    Think of a word that looks like the unfamiliar word. Compare the familiar word to the unfamiliar word. Decide if the familiar word is a chunk or form of the unfamiliar word. Use the known word in the sentence to see if it makes sense. If so, the meanings of the two words are probably close enough for understanding the new word.

    7.  Visualize
    Picture the passage.  Think about how the question relates to the passage.  Get a picture of what the question is asking.

    Under a War Torn Sky Book Talk

    Micah shares Under a War Torn Sky by L.M. Elliot in this book talk as part of his class in The Reading Workshop.  To see all of the book talk videos, you can visit The Reading Workshop Book Talk Wiki page.

    Saturday, March 13, 2010

    Word Attack Strategies Survey

    See the results here.

    Friday, March 12, 2010

    Prom Crashers Book Talk

    Hadley shares the "realistic" fiction book that focuses on relationships, Prom Crashers, written by Erin Downing.  To see all of the book talk videos, you can visit The Reading Workshop Book Talk Wiki page.

    Wednesday, March 10, 2010

    A Smile Spreader

    Each morning Madison walks into the room, passing out smiles and hellos to everyone in her path.  She greets each student like a long lost friend, and lets them know she is glad to see them.  There are no rainy days in her world, and she wants every person she sees to join her in the sunshine.

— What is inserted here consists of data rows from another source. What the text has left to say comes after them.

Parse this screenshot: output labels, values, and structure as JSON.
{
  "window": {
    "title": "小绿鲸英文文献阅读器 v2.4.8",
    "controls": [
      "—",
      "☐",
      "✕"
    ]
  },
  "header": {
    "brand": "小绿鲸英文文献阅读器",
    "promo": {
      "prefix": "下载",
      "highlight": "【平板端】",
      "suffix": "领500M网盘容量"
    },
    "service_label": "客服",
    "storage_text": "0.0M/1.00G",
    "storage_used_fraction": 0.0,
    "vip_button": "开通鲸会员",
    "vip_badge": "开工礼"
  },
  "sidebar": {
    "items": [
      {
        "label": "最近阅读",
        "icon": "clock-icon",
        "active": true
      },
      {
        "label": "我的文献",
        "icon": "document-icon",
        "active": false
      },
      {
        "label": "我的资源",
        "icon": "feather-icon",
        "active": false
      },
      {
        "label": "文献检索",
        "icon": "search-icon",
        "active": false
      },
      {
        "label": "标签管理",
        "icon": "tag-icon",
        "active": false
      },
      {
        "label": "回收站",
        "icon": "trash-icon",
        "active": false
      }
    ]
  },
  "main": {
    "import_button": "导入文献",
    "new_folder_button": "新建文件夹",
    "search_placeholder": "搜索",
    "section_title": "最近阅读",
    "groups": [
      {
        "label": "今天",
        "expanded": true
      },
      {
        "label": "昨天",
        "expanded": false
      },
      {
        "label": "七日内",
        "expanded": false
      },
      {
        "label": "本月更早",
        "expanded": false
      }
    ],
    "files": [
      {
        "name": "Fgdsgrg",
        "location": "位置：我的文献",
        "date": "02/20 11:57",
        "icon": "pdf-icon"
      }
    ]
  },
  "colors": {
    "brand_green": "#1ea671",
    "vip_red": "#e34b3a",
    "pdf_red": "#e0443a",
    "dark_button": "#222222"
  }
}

    This upbeat attitude has infected the whole class.  You cannot be around her without giving some of the smile back.  The next thing you know, even if  you are real careful, and try to prevent it, you give a smile to someone else, and on and on.  It's almost ridiculous how this epidemic spreads each morning.  

    I started thinking about this as I was reading the We Teach, We Learn blog and found this link to research at Harvard and the University of California at San Diego by Dr. Nicholas Christakis and James Fowler.  They found that "happiness spreads through social networks like an emotional contagion."  

    I don't need research to prove it to me.  I have to watch or I get caught up in it every morning. If this kid doesn't get to seventh grade before long, I may end up smiling all the time.  Naahhhh, probably not.

    Image from